Asked about the eight-man team that delivered a final recruiting pitch to Durant last summer, Iguodala says most of the individual credit goes to Curry. There would be no recruitment trip if he weren’t fully committed.
Being the superstar that he is, Durant needed to see Curry’s invitation and feel his warmth. He did. He signed. A Warrior for 10 months now, Durant’s personality has coordinated nicely with those of his teammates.
He is a lot like Curry insofar as each has a wicked sense of humor, as well as a natural cordiality that turns fierce on the court.
“They’re both great players, yet it’s never about them,” Green says. “When you’re playing with players with that talent level (Curry, Durant and Thompson), to be as selfless as they are is not normal. That’s a huge reason why this thing can stay so tight-knit.”

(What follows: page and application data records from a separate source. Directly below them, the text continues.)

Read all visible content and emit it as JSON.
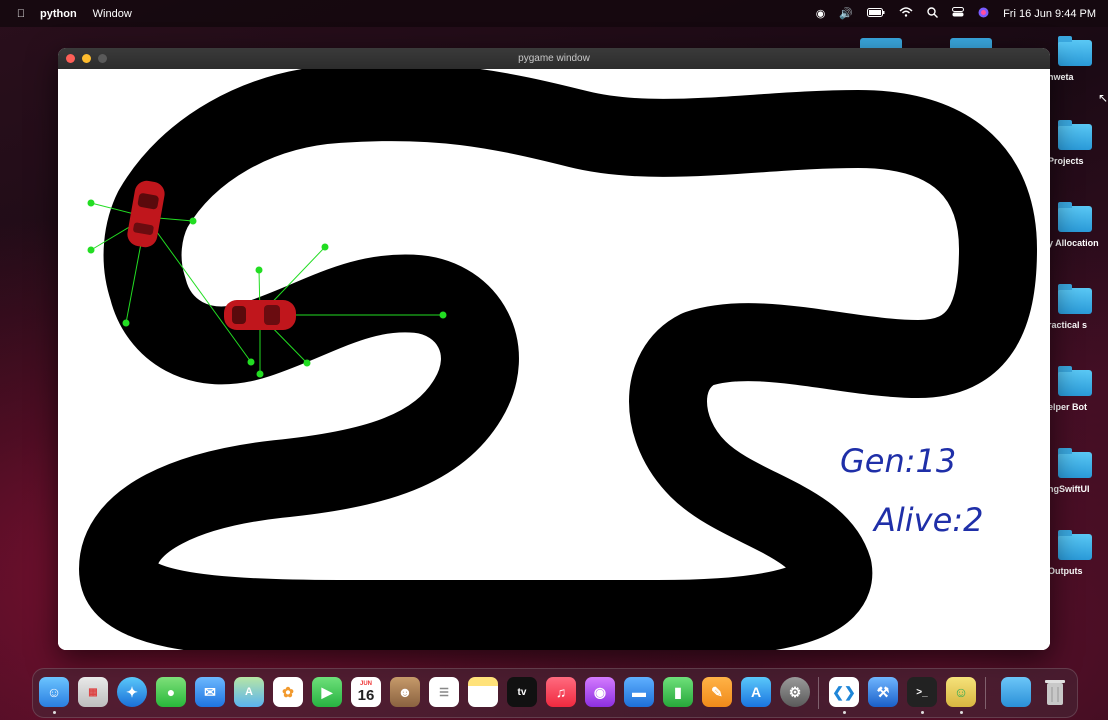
{
  "menubar": {
    "app": "python",
    "items": [
      "Window"
    ],
    "clock": "Fri 16 Jun  9:44 PM"
  },
  "window": {
    "title": "pygame window"
  },
  "hud": {
    "gen": "Gen:13",
    "alive": "Alive:2"
  },
  "desktop_icons": [
    "hweta",
    "Projects",
    "y Allocation",
    "ractical s",
    "elper Bot",
    "ngSwiftUI",
    "Outputs"
  ],
  "dock": {
    "calendar_day": "16",
    "calendar_month": "JUN",
    "tv_label": "tv",
    "apps": [
      "finder-icon",
      "launchpad-icon",
      "safari-icon",
      "messages-icon",
      "mail-icon",
      "maps-icon",
      "photos-icon",
      "facetime-icon",
      "calendar-icon",
      "contacts-icon",
      "reminders-icon",
      "notes-icon",
      "tv-icon",
      "music-icon",
      "podcasts-icon",
      "keynote-icon",
      "numbers-icon",
      "pages-icon",
      "app-store-icon",
      "system-settings-icon",
      "vscode-icon",
      "xcode-icon",
      "terminal-icon",
      "python-launcher-icon",
      "downloads-folder-icon",
      "trash-icon"
    ]
  },
  "colors": {
    "track": "#000000",
    "background": "#ffffff",
    "car": "#c0161c",
    "sensor": "#22dd22",
    "hud_text": "#1f2fa8"
  }
}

In the hours before Game 4 against Utah, Green sat courtside joking about “beef” among the Warriors because he and Durant went to a golf park on the off day, and Green said he would not have gone with Curry or Iguodala. The reason is that Curry and Iguodala are serious golfers, while Green and Durant are hackers of similar ilk.
Later that night, in the wake of a Game 4 victory that advanced the Warriors to the Western Conference Finals for the third consecutive season, Durant provided his view of how the Warriors benefit from trust and mutual respect.
“We don’t take ourselves that seriously,” Durant said. “It’s basketball. We keep it on the basketball court. When Steph sees something, he tells me. When I see something, I tell him. It’s the same with Draymond, same with Andre and Klay. It’s nothing personal. We’re going out there trying to handle business as a group. And if we’ve got something we need to talk over, we’re going to talk it over.
“It’s not about how we say it, most of the time,’ he added. “It’s about the message. We just go out there and try to execute it. We’re grown men. Sometimes, the words are not going to be as pretty as you want them to be -- or as (media) may want them to be. But for us, it’s all about the message and it’s all about the win at the end of the day.”
So there will be heated moments, just as there might be between husband and wife, or siblings. There will be times when it appears there might be animosity.
But this isn’t Utah, where late in the regular season Rudy Gobert openly questioned the tenacity of some of his teammates. This isn’t the current Lakers, where one teammate spied on another’s personal life, or the old Lakers, where Shaq and Kobe barely could stand to be in the same locker room.
Nor is this the Knicks, where the team president publicly chastises his star player. Nor is this today’s Clippers, whose internal frustrations have led to epic postseason meltdowns, or the legendary Chicago Bulls, where Michael Jordan, on any given day, might have felt the urge to savagely castigate, or physically confront, a teammate.
And what the Warriors have sure isn’t Cleveland, where everyone in the state, much less the team, knows exactly which player is beyond reproach.
“We all have to hold each other accountable,” says Livingston, who has played for nine different franchises. “Draymond is the leader in that . . . We need that. But it’s all of us, from the top down.
“It’s uncommon, because guys (on most teams) don’t want to step on each other’s toes. Then, too, it’s how a roster is constructed. If you have too many Draymonds, that might not work out. But we have a nice balance. We’ve got a nice mix. Even though Draymond is the outspoken one of the group, we all have fire in us. We all are competitors. We still want to win.”
That desire, that kinship, drives the Warriors. It’s behind the shooting, the passing, the cutting, the screen-setting, the defensive choreography and synergy.
Behind that, though, is an open floor, which creates a bond that evolves into a degree of trust not always visible yet constantly nourishing and sustaining everything they do. It doesn’t guarantee the Warriors another championship, but it’s required of them to be at their best.